TV Is Drivel, Today And Yesterday

When a man like Rupert Murdoch doesn't get something he badly wants, there is a tendency in the rest of the media world to regard it as an undiluted victory over the forces of philistinism and gratuitous vulgarity.

This is a shortsighted view.

It ignores the degree to which vulgarity has infested institutions and properties to which Murdoch holds no claim.

Besides, Murdoch's surprise failure last week to win the prize of DirecTV's 10 million satellite subscribers only means that someone else, in this case EchoStar, will control all 16.7 million television sets that receive channels from orbits in outer space. EchoStar's monopoly is, if anything, a more fearsome concentration of media power than even the prospect of Murdoch imposing his seedy tastes on 10 million households.
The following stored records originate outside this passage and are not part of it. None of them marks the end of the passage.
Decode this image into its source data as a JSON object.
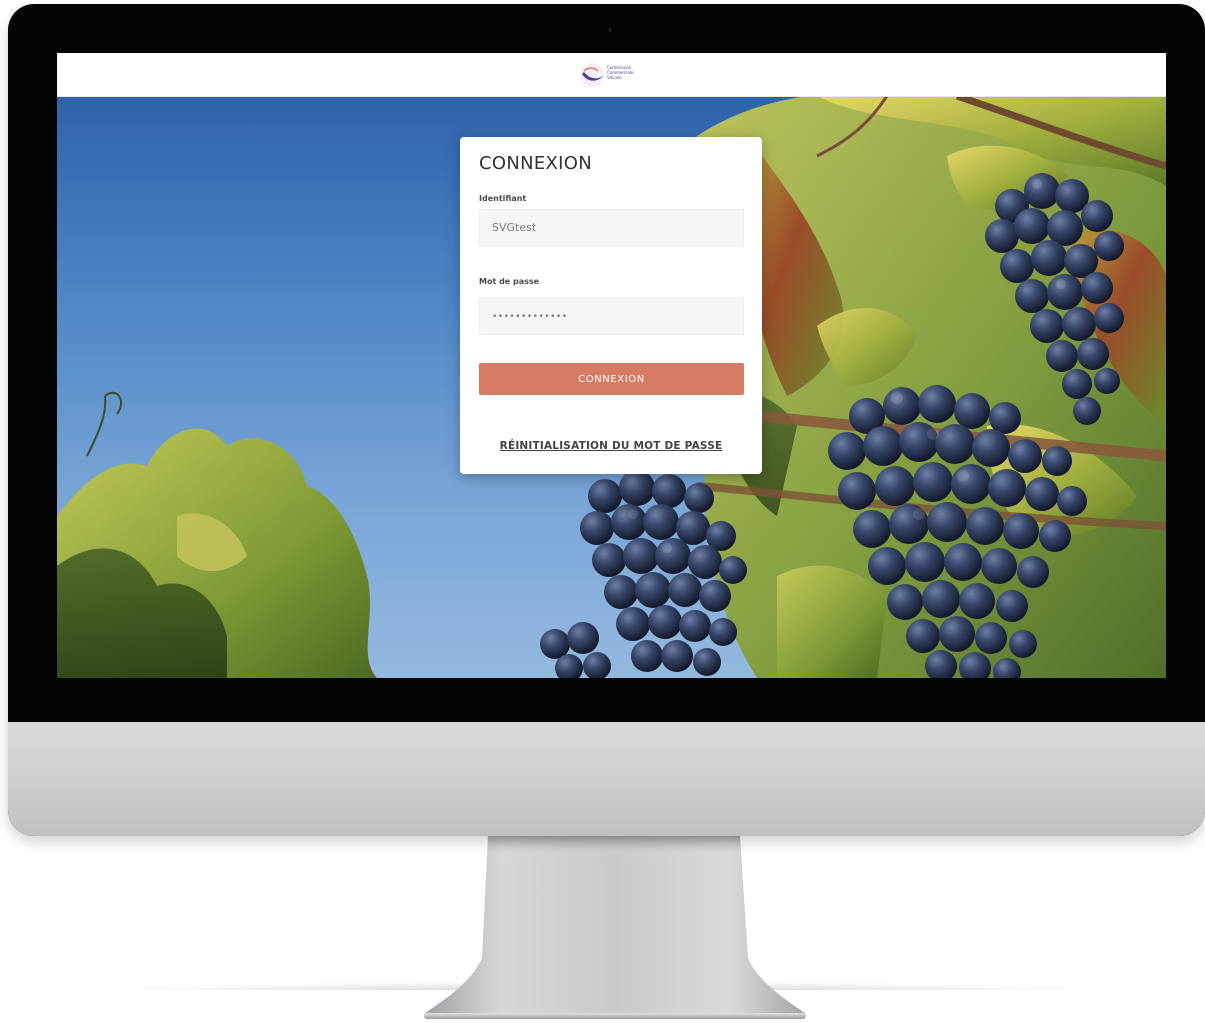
{
  "header": {
    "logo_lines": [
      "Commission",
      "Commerciale",
      "Viticole"
    ],
    "logo_icon": "swoosh-logo-icon"
  },
  "login": {
    "title": "CONNEXION",
    "username_label": "Identifiant",
    "username_value": "SVGtest",
    "password_label": "Mot de passe",
    "password_value": "•••••••••••••",
    "submit_label": "CONNEXION",
    "reset_link": "RÉINITIALISATION DU MOT DE PASSE"
  },
  "colors": {
    "accent": "#d77b64",
    "brand_purple": "#4f3f86",
    "sky_top": "#2f62ab",
    "sky_bottom": "#94b9df",
    "grape": "#2c3a57"
  },
  "device": {
    "type": "desktop-monitor",
    "camera_icon": "camera-dot-icon"
  }
}
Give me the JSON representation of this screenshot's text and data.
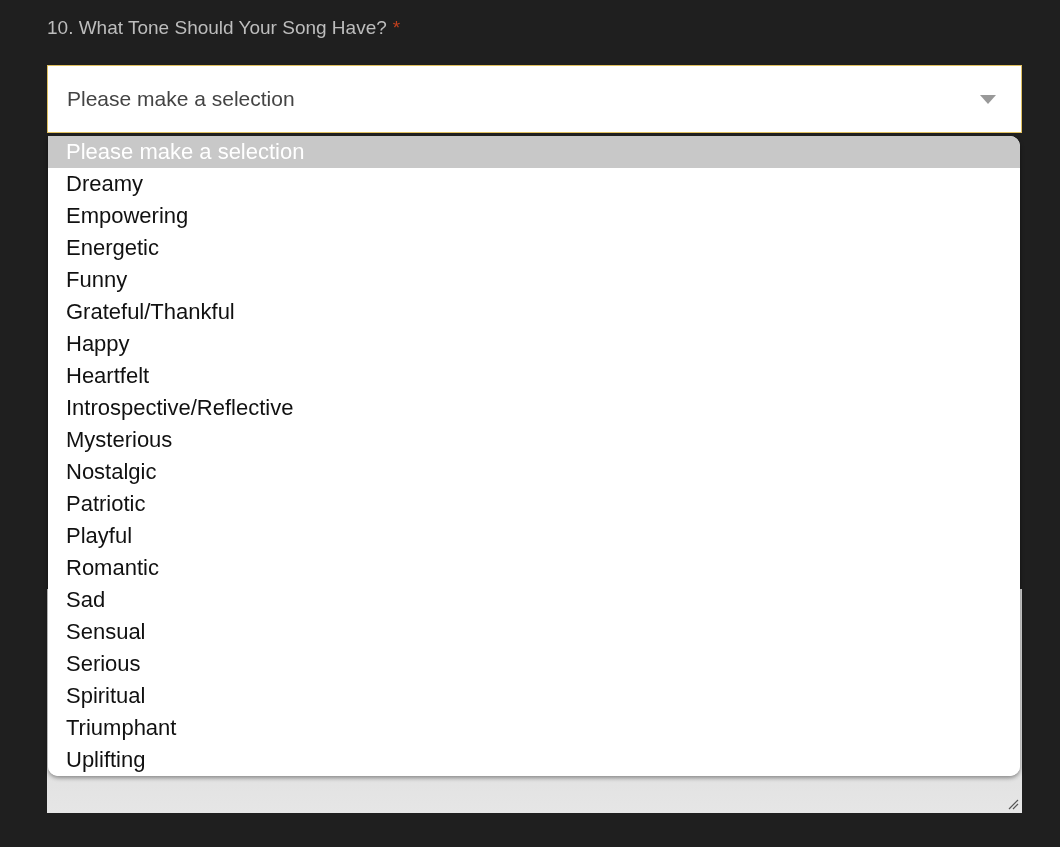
{
  "question": {
    "label": "10. What Tone Should Your Song Have?",
    "required_mark": "*"
  },
  "select": {
    "value": "Please make a selection",
    "expanded": true
  },
  "options": [
    {
      "label": "Please make a selection",
      "selected": true
    },
    {
      "label": "Dreamy",
      "selected": false
    },
    {
      "label": "Empowering",
      "selected": false
    },
    {
      "label": "Energetic",
      "selected": false
    },
    {
      "label": "Funny",
      "selected": false
    },
    {
      "label": "Grateful/Thankful",
      "selected": false
    },
    {
      "label": "Happy",
      "selected": false
    },
    {
      "label": "Heartfelt",
      "selected": false
    },
    {
      "label": "Introspective/Reflective",
      "selected": false
    },
    {
      "label": "Mysterious",
      "selected": false
    },
    {
      "label": "Nostalgic",
      "selected": false
    },
    {
      "label": "Patriotic",
      "selected": false
    },
    {
      "label": "Playful",
      "selected": false
    },
    {
      "label": "Romantic",
      "selected": false
    },
    {
      "label": "Sad",
      "selected": false
    },
    {
      "label": "Sensual",
      "selected": false
    },
    {
      "label": "Serious",
      "selected": false
    },
    {
      "label": "Spiritual",
      "selected": false
    },
    {
      "label": "Triumphant",
      "selected": false
    },
    {
      "label": "Uplifting",
      "selected": false
    }
  ]
}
Until only last week it seemed Murdoch had a hammerlock on a deal giving him instant control of a satellite empire that would solidify his claim to being master of the universe, the man who with the flick of a switch could determine what people are allowed to watch in Britain, China and large parts of the United States not served by cable. Then something happened and EchoStar seemed to walk off with everything.

I suppose it would be unfair to even suggest Murdoch fired a torpedo into his own deal because his corporate balance sheets have been wrecked by events since Sept. 11.

Still, for all we know, he may be tickled to death to avoid such a huge and expensive acquisition at a time when the economic outlook is so uncertain and many of his properties are being bled white by lost revenues.

Anyway, there are people, including some leading Democrats in Congress, who have vowed to place their live bodies in the path of the EchoStar deal.

The prospect of Murdoch, a Tory Republican with impeccable rightwing credentials, coming to them with hat in hand for favors must make them salivate.

This is, after all, the man who liked to think he had Newt Gingrich in his pocket and that he provided the unbiased coverage that allowed Republicans in 1994 to dominate both houses of Congress for the first time in 40 years.

In any event, at the rate technology is changing, we may all soon be getting our television signals from dishes the size of thimbles mounted right on our TV.

And who's to say 1,000 channels of rubbish aren't an improvement on the three channels of network television that for years were all the choices most Americans had. Those were the days when TV news was insipidly bland, sitcoms couldn't even show Ozzie and Harriet in a double bed and the three networks monopolized television in ways that would make Bill Gates blush.

Now they even have a pet channel that permits me to imagine myself ringside at Madison Square Garden when they televise the dog show of Westminster Kennel Club.

I'll confess I never miss it because I'm always hoping some pampered dog will repeat the disgrace of the animal who two or three years ago deposited a large and fetid dropping in front of the judges.

Robert Reno is a columnist for Newsday, to which he contributed this comment.